SVB Financial Group is reportedly exploring a sale after selling billions of dollars of assets to make its customers whole and sparking a panic on Wall Street this week.
Reuters and CNBC, citing people familiar with the matter, reported that the financially strapped bank was considering a potential sale to a larger institution. SVB didn’t immediately respond to CNN’s request for comment.
Shares of SVB
(SIVB) were halted Friday morning after falling more than 60% in premarket trading.

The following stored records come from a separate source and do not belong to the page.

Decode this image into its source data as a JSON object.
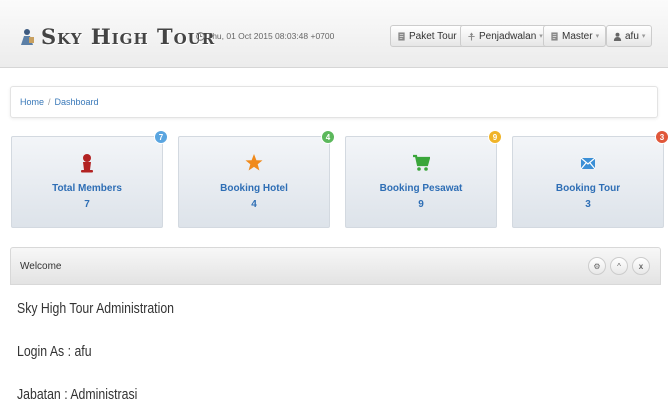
{
  "brand": {
    "name": "Sky High Tour",
    "icon": "tourist-icon"
  },
  "header": {
    "datetime": "Thu, 01 Oct 2015 08:03:48 +0700",
    "datetime_icon": "clock-icon"
  },
  "nav": {
    "paket_tour": {
      "label": "Paket Tour",
      "icon": "document-icon"
    },
    "penjadwalan": {
      "label": "Penjadwalan",
      "icon": "pin-icon",
      "caret": "▾"
    },
    "master": {
      "label": "Master",
      "icon": "document-icon",
      "caret": "▾"
    },
    "user": {
      "label": "afu",
      "icon": "user-icon",
      "caret": "▾"
    }
  },
  "breadcrumb": {
    "home": "Home",
    "separator": "/",
    "current": "Dashboard"
  },
  "tiles": [
    {
      "title": "Total Members",
      "count": "7",
      "badge": "7",
      "icon": "user-icon",
      "icon_color": "#b22222",
      "badge_color": "#5aa5e0"
    },
    {
      "title": "Booking Hotel",
      "count": "4",
      "badge": "4",
      "icon": "star-icon",
      "icon_color": "#f08a1c",
      "badge_color": "#5cb85c"
    },
    {
      "title": "Booking Pesawat",
      "count": "9",
      "badge": "9",
      "icon": "cart-icon",
      "icon_color": "#3aa63a",
      "badge_color": "#f0b429"
    },
    {
      "title": "Booking Tour",
      "count": "3",
      "badge": "3",
      "icon": "envelope-icon",
      "icon_color": "#3b8fd6",
      "badge_color": "#e0573a"
    }
  ],
  "panel": {
    "title": "Welcome",
    "actions": {
      "settings": "⚙",
      "collapse": "^",
      "close": "x"
    },
    "lines": [
      "Sky High Tour Administration",
      "Login As : afu",
      "Jabatan : Administrasi"
    ]
  }
}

The stock tumbled 60% Thursday after the bank said it had to sell a portfolio of US Treasuries and $1.75 billion in shares at a loss to cover rapidly declining customer deposits — essentially facing a run on the bank.

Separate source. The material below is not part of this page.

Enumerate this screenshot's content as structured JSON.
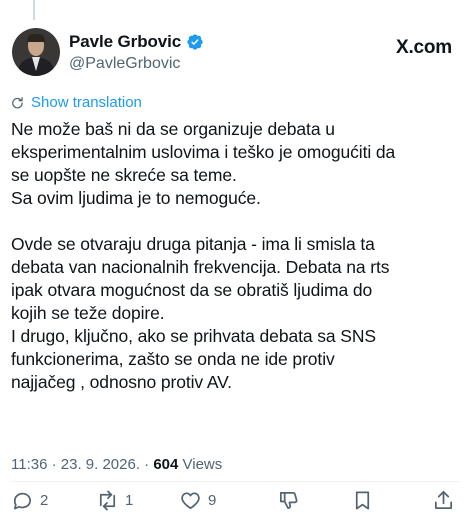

SVB, a relatively unknown bank outside of Silicon Valley, lends to higher-risk tech startups that have recently been hurt by higher interest rates and dwindling venture capital.
The bank partners with nearly half of all venture-backed tech and health care companies in the United States, many of which pulled deposits out of the bank as rising interest rates raised concern that the bank may not be able to get all its customers’ money back if they pulled their deposits en masse.
The crisis at SVB prompted Wall Street billionaire hedge fund manager Bill Ackman to compare the situation to Bear Stearns, the first bank to collapse at the start of the 2007-2008 global financial crisis. Ackman said in a series of tweets that SVB may require a bailout and called on the US government to to step in to protect customers’ deposits and prevent damage to the bank’s tech startup clients.
“The risk of failure and deposit losses here is that the next, least well-capitalized bank races a run and fails and the dominoes continue to fall,” Ackman wrote.
Widespread contagion fears appeared to calm slightly Friday: Although SVB brought down mainstream bank stocks right along with it Thursday, most other bank stocks stabilized. Still, investors fear SVB’s surprise deposit crisis may not be a one-off event.
Several other bank stocks were halted Friday, including First Republic, PacWest Bancorp, and Signature Bank.
SVB’s sudden fall mirrored other risky bets that have gotten exposed in the past year’s market turmoil. Crypto-focused lender Silvergate said Wednesday it is winding down operations and will liquidate the bank after being financially pummeled by turmoil in digital assets.
When interest rates were near zero, large banks scooped up Treasuries and bonds. Now, as the Federal Reserve hikes rates to fight inflation, those bonds are worth much less and banks are sitting on the losses. For SVB, which said it is partnered with nearly half of all venture-backed tech and health care companies, cash-hungry startups are feeling the pinch.
The Treasury Department told CNN on Friday it’s monitoring the situation as financial pressure at the parent of Silicon Valley Bank raise concerns about the broader health of America’s banks.
“Treasury is aware of recent developments. The Department will remain in touch with regulators as appropriate,” a Treasury spokesperson said in a statement.
– CNN’s Matt Egan contributed to this report